BEGIN

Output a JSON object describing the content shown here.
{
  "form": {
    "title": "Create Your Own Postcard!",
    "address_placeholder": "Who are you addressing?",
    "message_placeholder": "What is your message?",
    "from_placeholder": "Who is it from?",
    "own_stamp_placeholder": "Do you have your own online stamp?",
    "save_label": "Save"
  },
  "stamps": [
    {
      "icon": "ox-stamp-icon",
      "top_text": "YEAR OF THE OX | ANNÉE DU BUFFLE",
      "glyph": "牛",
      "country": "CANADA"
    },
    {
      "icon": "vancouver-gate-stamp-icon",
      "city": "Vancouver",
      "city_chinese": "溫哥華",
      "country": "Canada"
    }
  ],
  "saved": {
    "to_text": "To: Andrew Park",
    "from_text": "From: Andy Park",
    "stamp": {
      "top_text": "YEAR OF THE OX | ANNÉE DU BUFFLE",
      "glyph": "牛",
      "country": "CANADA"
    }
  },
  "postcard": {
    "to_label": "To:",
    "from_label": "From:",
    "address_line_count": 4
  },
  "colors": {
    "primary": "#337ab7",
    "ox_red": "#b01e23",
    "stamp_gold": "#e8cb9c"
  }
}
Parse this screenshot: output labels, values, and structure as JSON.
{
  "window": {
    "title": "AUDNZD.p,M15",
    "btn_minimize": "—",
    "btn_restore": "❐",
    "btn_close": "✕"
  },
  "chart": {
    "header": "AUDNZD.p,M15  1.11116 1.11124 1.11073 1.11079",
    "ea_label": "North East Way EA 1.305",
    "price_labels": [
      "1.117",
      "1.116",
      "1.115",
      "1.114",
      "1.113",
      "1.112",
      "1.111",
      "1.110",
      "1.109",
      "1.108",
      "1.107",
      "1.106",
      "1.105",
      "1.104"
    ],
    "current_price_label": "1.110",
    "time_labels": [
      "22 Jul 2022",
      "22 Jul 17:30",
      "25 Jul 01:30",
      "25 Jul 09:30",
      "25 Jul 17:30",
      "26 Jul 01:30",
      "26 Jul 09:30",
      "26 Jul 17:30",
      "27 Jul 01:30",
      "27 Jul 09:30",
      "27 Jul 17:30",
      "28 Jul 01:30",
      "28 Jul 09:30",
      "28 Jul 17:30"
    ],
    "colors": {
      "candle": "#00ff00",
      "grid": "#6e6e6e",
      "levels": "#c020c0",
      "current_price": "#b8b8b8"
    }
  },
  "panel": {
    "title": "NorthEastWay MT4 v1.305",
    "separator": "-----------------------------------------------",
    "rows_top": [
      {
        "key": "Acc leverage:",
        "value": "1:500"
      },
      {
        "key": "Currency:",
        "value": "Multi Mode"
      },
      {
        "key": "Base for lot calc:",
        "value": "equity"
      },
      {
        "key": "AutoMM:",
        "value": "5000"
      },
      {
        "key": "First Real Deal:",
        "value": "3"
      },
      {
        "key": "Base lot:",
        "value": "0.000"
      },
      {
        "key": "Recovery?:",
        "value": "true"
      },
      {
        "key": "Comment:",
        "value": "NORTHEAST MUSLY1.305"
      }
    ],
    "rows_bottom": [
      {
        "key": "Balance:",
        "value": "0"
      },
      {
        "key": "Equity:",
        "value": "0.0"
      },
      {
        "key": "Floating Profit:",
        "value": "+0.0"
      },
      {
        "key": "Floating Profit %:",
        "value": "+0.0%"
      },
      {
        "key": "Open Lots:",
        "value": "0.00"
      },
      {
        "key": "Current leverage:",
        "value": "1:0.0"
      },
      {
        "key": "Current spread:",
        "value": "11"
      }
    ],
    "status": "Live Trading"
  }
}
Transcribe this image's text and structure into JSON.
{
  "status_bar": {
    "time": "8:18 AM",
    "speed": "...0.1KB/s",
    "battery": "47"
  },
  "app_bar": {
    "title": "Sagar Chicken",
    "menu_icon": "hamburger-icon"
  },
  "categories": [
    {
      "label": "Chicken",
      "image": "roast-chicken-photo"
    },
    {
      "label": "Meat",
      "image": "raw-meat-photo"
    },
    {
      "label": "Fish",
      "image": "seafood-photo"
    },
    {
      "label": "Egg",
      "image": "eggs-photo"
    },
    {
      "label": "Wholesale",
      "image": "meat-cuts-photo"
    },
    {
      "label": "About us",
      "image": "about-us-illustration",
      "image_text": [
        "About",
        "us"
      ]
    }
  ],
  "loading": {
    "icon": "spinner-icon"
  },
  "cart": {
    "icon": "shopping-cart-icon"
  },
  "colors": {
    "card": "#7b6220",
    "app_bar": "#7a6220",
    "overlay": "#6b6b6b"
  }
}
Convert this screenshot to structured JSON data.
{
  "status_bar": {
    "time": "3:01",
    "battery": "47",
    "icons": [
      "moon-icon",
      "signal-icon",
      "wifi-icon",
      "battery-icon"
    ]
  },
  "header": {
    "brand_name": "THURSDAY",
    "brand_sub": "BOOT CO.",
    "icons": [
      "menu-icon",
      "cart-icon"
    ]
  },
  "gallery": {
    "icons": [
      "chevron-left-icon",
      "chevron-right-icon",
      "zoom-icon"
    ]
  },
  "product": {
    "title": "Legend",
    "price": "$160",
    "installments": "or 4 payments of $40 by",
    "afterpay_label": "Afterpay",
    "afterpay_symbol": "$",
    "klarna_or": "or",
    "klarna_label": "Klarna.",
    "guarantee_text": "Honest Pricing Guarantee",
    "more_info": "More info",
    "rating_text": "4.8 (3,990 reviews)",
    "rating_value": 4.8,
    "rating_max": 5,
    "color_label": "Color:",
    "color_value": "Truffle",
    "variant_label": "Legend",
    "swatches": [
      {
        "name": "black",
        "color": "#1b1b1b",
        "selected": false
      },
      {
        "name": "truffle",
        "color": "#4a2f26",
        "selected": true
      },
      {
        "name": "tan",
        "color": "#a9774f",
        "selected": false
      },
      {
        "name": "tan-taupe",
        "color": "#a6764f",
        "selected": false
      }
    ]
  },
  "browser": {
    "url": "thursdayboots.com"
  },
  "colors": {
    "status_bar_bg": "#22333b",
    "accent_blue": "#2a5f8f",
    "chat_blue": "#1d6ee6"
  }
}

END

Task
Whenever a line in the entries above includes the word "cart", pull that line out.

Output
  "cart": {
    "icon": "shopping-cart-icon"
      "cart-icon"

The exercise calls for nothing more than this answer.